“Eighty per cent of the marriages to NRI men in Punjab are doomed, as the husbands never return to take their brides,” says Balwant Singh Ramoowalia, the lone crusader for the helpless NRIwives.
The desire to go overseas gets manifested during the wedding season when parents force girls to marry a man whom she barely knows. If all goes well, the girl’s family feels proud of her Canada-based daughter, but if the marriage fails then the girl becomes a pariah in her own family.
These deserted wives become dependents on their parents and their misery is further compounded if they are pregnant or have children. Ravinder Kaur’s ten-year-old son has never seen his father. It is believed that he went back to Vancouver and remarried.
“We got married in 1995. He was here for four months and then he left promising me that he would send for me. I tried to contact him thereafter but all the addresses were wrong, the relatives were liars and today I am a helpless burden on my family. There is no law to help me or ensure that more women don’t get trapped,” she says, pleading to the girls of Punjab to stop dreaming about the US or Canada.
The phenomenon of runaway grooms and holiday wives has existed for over two decades and affected three generations — parents, daughters and the children. The Punjab-based Lok Bhalai Party estimates that the 20,000 cases of abandoned wives prove that the phenomenon has attained the spectre of organised crime. Over the last few years, the party has taken over 1,100 cases of abandoned wives to court.

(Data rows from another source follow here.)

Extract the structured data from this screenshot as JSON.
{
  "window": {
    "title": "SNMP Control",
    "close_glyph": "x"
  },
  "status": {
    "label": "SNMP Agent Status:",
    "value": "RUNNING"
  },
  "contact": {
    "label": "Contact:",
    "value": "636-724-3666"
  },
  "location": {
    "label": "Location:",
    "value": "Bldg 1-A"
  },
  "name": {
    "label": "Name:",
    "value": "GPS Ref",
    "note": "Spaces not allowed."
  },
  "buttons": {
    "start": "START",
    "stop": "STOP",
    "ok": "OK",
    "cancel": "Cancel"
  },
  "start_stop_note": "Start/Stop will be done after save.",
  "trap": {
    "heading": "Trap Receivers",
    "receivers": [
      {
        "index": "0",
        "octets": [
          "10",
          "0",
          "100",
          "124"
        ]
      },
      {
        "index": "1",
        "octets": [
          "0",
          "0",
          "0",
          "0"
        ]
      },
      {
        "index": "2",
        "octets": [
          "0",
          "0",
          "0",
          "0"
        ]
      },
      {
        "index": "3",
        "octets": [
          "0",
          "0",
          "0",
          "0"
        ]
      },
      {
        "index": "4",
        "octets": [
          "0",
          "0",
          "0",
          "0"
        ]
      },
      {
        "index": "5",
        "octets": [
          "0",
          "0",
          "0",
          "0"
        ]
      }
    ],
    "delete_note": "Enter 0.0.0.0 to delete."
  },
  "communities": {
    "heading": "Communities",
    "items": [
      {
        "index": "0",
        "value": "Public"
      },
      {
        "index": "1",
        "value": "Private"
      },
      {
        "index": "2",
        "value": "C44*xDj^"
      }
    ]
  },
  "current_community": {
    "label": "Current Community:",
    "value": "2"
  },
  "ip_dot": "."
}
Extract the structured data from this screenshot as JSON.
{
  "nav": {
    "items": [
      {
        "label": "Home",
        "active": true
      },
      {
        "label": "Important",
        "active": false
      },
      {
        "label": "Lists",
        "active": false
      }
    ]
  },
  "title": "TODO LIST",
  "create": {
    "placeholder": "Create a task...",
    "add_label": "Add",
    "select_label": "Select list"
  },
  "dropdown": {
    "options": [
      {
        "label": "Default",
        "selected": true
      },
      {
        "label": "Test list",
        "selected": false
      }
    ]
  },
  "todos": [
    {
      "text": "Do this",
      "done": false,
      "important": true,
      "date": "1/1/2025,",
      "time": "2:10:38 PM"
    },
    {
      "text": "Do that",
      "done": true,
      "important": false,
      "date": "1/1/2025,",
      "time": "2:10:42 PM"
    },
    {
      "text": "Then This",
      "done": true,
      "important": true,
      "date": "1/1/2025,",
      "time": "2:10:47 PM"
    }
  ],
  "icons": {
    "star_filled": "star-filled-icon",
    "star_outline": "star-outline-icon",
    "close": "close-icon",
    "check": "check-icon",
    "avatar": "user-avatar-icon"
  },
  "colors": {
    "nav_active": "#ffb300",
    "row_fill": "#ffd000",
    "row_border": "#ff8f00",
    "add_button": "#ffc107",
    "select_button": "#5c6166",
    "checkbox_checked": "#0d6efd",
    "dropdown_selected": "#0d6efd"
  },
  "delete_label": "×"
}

Many girls, who go to the US or Canada hoping to live a happy life, realise that their husbands are already married or they end up being treated as domestic servants. “After waiting for my husband for over a year I decided to claim the life I was promised, so I went to his house in Toronto and I was devastated to find that he had two children. Despite the social stigma, I returned home, filed for divorce and started my life afresh because I was too young to stop living,” said a 29-year-old engineer, working in Amritsar.
“Although the alliance was proposed by a family friend, we checked every single detail of the boy and his family, then we arranged a court marriage, and after the formality of visa papers was done, we did the anand karaj (Sikh marriage),” says a retired army officer in Chandigarh whose 25-year-old daughter married an NRI from Canada last December. Baljinder Kaur, who runs Shadi Point, one of the oldest marriage bureaus in Ludhiana, says that due to the large number of NRI fraud marriages she had to double-check the identity of the groom and his family. “We keep a copy of the groom’s passport and residence proof but we always caution the girl’s family to cross-check his education, occupation and most importantly criminal record and marital status,” she adds.
Punjab Chief Minister Parkash Singh Badal recently announced his decision to appoint an officer of the rank of ADGP to deal with such cases on top priority, adding that they would soon be settled within a time frame to ensure justice.
According to Chandigarh-based sociologist and women’s rights activist Jyoti Seth, the issue of bride abandonment is rooted in the false notions of wealth and well-being in an NRI life.